▸ SUPPLIED ENTRIES
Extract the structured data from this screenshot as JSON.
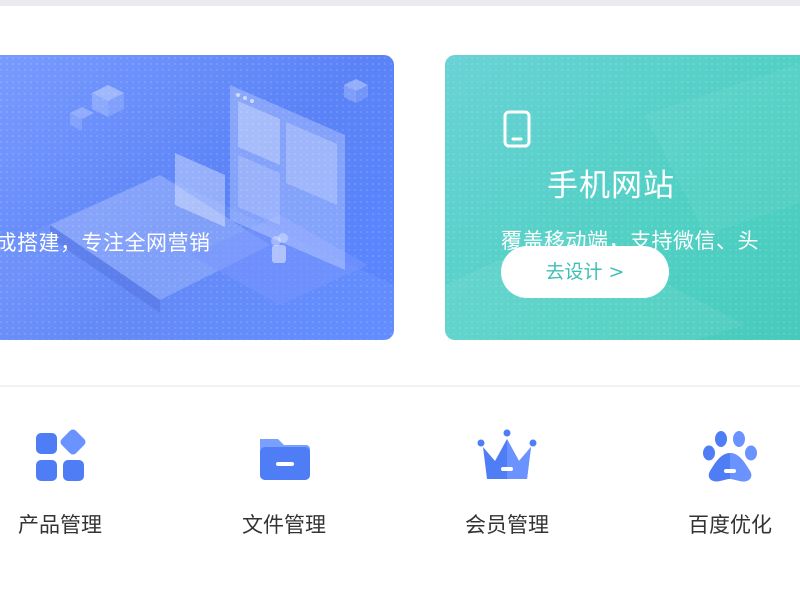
{
  "banner_cards": [
    {
      "text": "完成搭建，专注全网营销",
      "accent_color": "#5b83f7"
    },
    {
      "title": "手机网站",
      "text": "覆盖移动端，支持微信、头",
      "button_label": "去设计 >",
      "accent_color": "#4fd0c2",
      "icon": "mobile-phone-icon"
    }
  ],
  "features": [
    {
      "label": "产品管理",
      "icon": "grid-squares-icon"
    },
    {
      "label": "文件管理",
      "icon": "folder-icon"
    },
    {
      "label": "会员管理",
      "icon": "crown-icon"
    },
    {
      "label": "百度优化",
      "icon": "paw-icon"
    }
  ],
  "colors": {
    "icon_blue": "#4f7df6",
    "button_text": "#3ebfb5",
    "label_text": "#333333"
  }
}
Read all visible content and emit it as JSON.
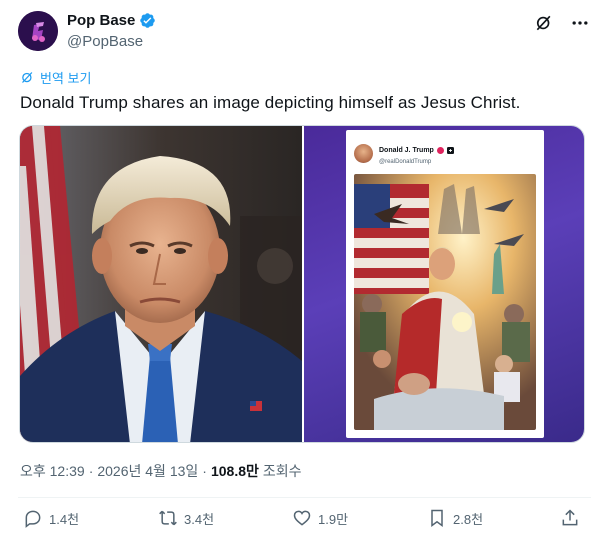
{
  "author": {
    "display_name": "Pop Base",
    "handle": "@PopBase",
    "verified": true,
    "verified_color": "#1d9bf0"
  },
  "translate_label": "번역 보기",
  "tweet_text": "Donald Trump shares an image depicting himself as Jesus Christ.",
  "embedded_post": {
    "name": "Donald J. Trump",
    "handle": "@realDonaldTrump"
  },
  "meta": {
    "time": "오후 12:39",
    "separator": "·",
    "date": "2026년 4월 13일",
    "views_count": "108.8만",
    "views_label": "조회수"
  },
  "actions": {
    "replies": "1.4천",
    "reposts": "3.4천",
    "likes": "1.9만",
    "bookmarks": "2.8천"
  },
  "icons": [
    "grok-icon",
    "more-icon",
    "translate-icon",
    "reply-icon",
    "repost-icon",
    "like-icon",
    "bookmark-icon",
    "share-icon"
  ],
  "colors": {
    "accent": "#1d9bf0",
    "text": "#0f1419",
    "secondary": "#536471"
  }
}
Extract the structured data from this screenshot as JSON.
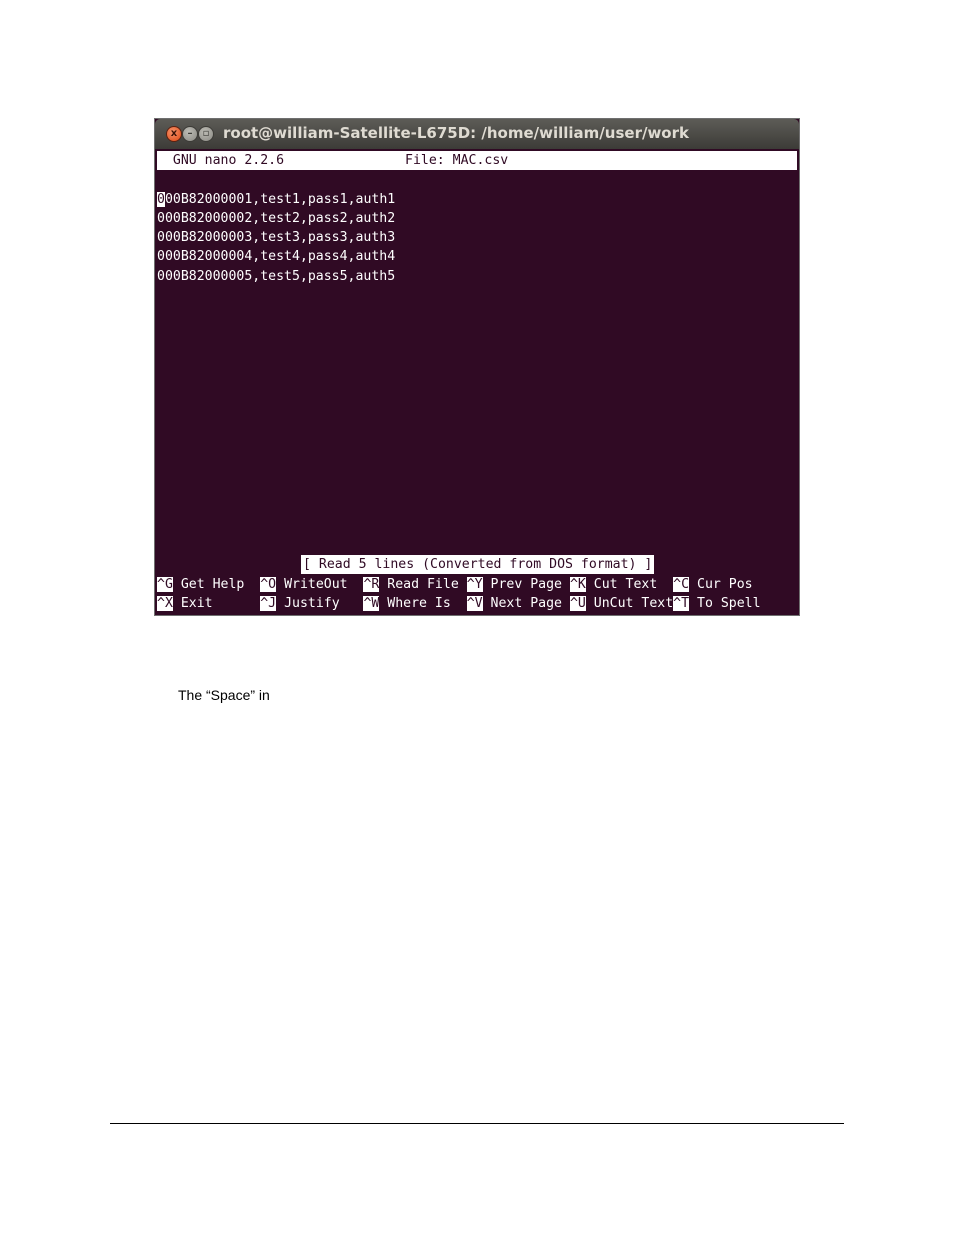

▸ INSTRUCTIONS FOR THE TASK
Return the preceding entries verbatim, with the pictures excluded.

▸ YOUR RESPONSE
Extract the structured data from this screenshot as JSON.
{
  "banner_cards": [
    {
      "text": "完成搭建，专注全网营销",
      "accent_color": "#5b83f7"
    },
    {
      "title": "手机网站",
      "text": "覆盖移动端，支持微信、头",
      "button_label": "去设计 >",
      "accent_color": "#4fd0c2",
      "icon": "mobile-phone-icon"
    }
  ],
  "features": [
    {
      "label": "产品管理",
      "icon": "grid-squares-icon"
    },
    {
      "label": "文件管理",
      "icon": "folder-icon"
    },
    {
      "label": "会员管理",
      "icon": "crown-icon"
    },
    {
      "label": "百度优化",
      "icon": "paw-icon"
    }
  ],
  "colors": {
    "icon_blue": "#4f7df6",
    "button_text": "#3ebfb5",
    "label_text": "#333333"
  }
}
Read all visible content and emit it as JSON.
{
  "author": {
    "display_name": "Pop Base",
    "handle": "@PopBase",
    "verified": true,
    "verified_color": "#1d9bf0"
  },
  "translate_label": "번역 보기",
  "tweet_text": "Donald Trump shares an image depicting himself as Jesus Christ.",
  "embedded_post": {
    "name": "Donald J. Trump",
    "handle": "@realDonaldTrump"
  },
  "meta": {
    "time": "오후 12:39",
    "separator": "·",
    "date": "2026년 4월 13일",
    "views_count": "108.8만",
    "views_label": "조회수"
  },
  "actions": {
    "replies": "1.4천",
    "reposts": "3.4천",
    "likes": "1.9만",
    "bookmarks": "2.8천"
  },
  "icons": [
    "grok-icon",
    "more-icon",
    "translate-icon",
    "reply-icon",
    "repost-icon",
    "like-icon",
    "bookmark-icon",
    "share-icon"
  ],
  "colors": {
    "accent": "#1d9bf0",
    "text": "#0f1419",
    "secondary": "#536471"
  }
}
Extract the structured data from this screenshot as JSON.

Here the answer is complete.